After the Yogī begins to feel that he is Śiva, he enters the state of Bliss and begins to enjoy the Bliss.

Lokānandaḥ samādhisukham लोकानन्दः समाधिसुखम् (sūtra I.18)

Loka – world (both subjective world and objective world); ānanda – the Bliss; samādhi – intent and perpetual concentration (on Śiva); sukham – the delight (arising out of samādhi).

Loka comprises of both subjects and objects, as the one without the other is not possible for existence. A mundane person gets attached to the objects without attempting to know the subject, the Self. The Self, as the subject always witnesses the activities of the objective world, without getting involved in any of the actions that happen in the objective world. Subject is always the same (the Self) and only the object (material world) differs. Objective world is the manifestation of the Self into various shapes and forms. {Difference between the subject and the objective world can be explained through this example. The sun is one. If we place different pots containing water before the sun, every pot reflects the sun. These are only the reflections, but not the true sun. If water in the pots is emptied, the sun cannot be seen. The images of the sun in the pots are not eternal, but the sun is eternal. Images of the sun in the pots are the objects and the sun is the subject.}  Loka also refers to the one who looks at the material world. Therefore, both the perceiver and the perceived are referred as loka.

The Yogī always stands connected to the Self, which alone is the subject for the multifarious objects and activities of the objective world. The Yogī’s connection with the Self is both intent and perpetual. Because of this intent and perpetual concentration on the Self, his awareness on the objective world is almost nothing. As a result of his disconnect with the objective world and as a result of his intent concentration on the Self within, he always remains in the state of happiness. Dualities like happiness and sorrow arise only if one is connected to the material world. Samādhi in this context does not refer to the trance.  It refers to the intensity of perpetuality of his awareness on the Self, who is also the source of knowledge. He is in the state of perpetual happiness because he stays connected to the source of knowledge. He would not have derived this kind of happiness, had he been concentrating on the objective world. In other words, he continues to live like others, but at the same time, he is connected only to the Self.  He will speak, walk and sleep like others. But during all his actions, his intent awareness on the Self never gets disconnected.

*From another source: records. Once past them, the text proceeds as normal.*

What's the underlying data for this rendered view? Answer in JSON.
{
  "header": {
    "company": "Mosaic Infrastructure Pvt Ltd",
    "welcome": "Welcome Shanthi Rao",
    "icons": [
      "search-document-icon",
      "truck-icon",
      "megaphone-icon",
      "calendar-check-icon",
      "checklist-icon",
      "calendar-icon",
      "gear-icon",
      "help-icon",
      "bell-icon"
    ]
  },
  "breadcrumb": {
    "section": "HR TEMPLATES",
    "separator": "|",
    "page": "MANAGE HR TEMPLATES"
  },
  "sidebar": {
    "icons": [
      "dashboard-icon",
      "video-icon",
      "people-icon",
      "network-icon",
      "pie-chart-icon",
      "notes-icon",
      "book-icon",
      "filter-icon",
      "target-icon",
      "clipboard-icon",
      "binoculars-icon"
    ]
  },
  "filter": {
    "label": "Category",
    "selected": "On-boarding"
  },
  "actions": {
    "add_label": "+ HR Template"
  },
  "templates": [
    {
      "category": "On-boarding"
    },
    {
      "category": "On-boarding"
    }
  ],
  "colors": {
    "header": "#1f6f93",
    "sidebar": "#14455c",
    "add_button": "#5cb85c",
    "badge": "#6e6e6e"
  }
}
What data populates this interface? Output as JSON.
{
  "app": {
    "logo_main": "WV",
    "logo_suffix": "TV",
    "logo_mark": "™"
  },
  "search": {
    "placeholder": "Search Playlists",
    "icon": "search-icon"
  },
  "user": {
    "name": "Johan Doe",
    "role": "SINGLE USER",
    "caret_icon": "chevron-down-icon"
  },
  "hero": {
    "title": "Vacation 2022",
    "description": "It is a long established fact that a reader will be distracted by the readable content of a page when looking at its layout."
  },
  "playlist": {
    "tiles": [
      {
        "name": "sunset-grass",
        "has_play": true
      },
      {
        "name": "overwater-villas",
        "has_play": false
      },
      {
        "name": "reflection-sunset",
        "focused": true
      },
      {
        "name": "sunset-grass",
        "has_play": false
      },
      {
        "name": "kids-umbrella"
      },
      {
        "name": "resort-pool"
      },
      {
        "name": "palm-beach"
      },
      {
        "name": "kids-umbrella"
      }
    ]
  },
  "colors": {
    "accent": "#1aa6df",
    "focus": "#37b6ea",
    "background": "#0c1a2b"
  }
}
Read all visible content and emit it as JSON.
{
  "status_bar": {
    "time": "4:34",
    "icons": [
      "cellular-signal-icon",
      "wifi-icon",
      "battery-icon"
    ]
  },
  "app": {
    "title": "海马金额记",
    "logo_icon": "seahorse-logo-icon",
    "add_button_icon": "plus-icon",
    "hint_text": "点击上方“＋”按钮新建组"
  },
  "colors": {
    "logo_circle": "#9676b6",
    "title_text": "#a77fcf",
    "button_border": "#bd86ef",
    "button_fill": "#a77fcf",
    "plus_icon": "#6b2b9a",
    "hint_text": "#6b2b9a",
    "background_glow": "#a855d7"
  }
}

Therefore, it is not necessary that one should meditate for long hours trying to fix his consciousness with the Self. If one sits for long meditative sessions without trying to control and focus his mind, the duration of mediation could go waste. On the contrary, if one is able to establish his individual consciousness with the Supreme Consciousness, it is not necessary for him to meditate at all, as he is always in the meditative state. He is known as a Yogī. Since this Yogī’s awareness is not distracted by the material world, though he behaves like an ordinary person, he is always in the state of bliss.

Samādhi can also be experienced in the active state and not necessarily in the meditative state. Even during the active state, the Yogī is able so align his mind with the Self. His mind is totally pervaded by the Self. At this stage, his mind has no thought processes, as his mind is fully occupied by the omnipresent Self. It is ultimately the mind and its thought processes that alone decide one’s spiritual advancements. Without taming the mind, any amount of practice will not help. Taming or controlling the mind is called knowledge; hence acquiring the right knowledge is a prerequisite to perfect spiritual practice.

There is a lot of difference between ordinary state of happiness and the state of bliss. The state of happiness is not permanent and will change according to the state of mind. Bliss on the other hand is experienced when the individual consciousness unites with the Supreme Consciousness. This is not subject to changes, as this does not depend upon the states of the mind. Mind at this stage does not have any other thoughts except the Self. Such a Yogī does not look at the material world from the point of view of an individual, but from the point of view of the Supreme Self, where all dyads cease to exist.  What one thinks about, he becomes that. (One should not think negatively. Negative thoughts are more powerful than the positive thoughts. Any trace of negative thoughts in one’s mind will rapidly pervade his entire mind. If one thinks positively, not only about him, but also about others, he will gradually begin to experience bliss, which in due course becomes very potent.  He begins to emanate positive vibrations from his body that can be felt by others around him. He ultimately becomes a Yogī though further practice.) Since this Yogī always thinks about the Self, he too becomes the Self (I am THAT). Since the Self does not have dualities, the Yogī is also liberated from dualities and perpetually stays in the state of Bliss, where all dualities are already dissolved.

Vijñānabhairava (65) also explains this. “The Yogī should contemplate simultaneously on the universe or his own body filled with spiritual bliss, he then becomes united with the Supreme Bliss.”

Spandakārikā (II.7) says, “This alone is Self-realization; this alone is the initiation of liberation leading to the merger with Śiva.”

Kṛṣṇa also explains this in Bhagavad Gītā (VI.14 and 15). He says, “Keeping himself perfectly calm and the mind held in restraint and fixed on Me, the vigilant Yogī should sit absorbed in Me. Thus constantly applying his mind to Me, the Yogī of disciplined mind attains the everlasting peace, consisting of supreme bliss, which abides in Me.”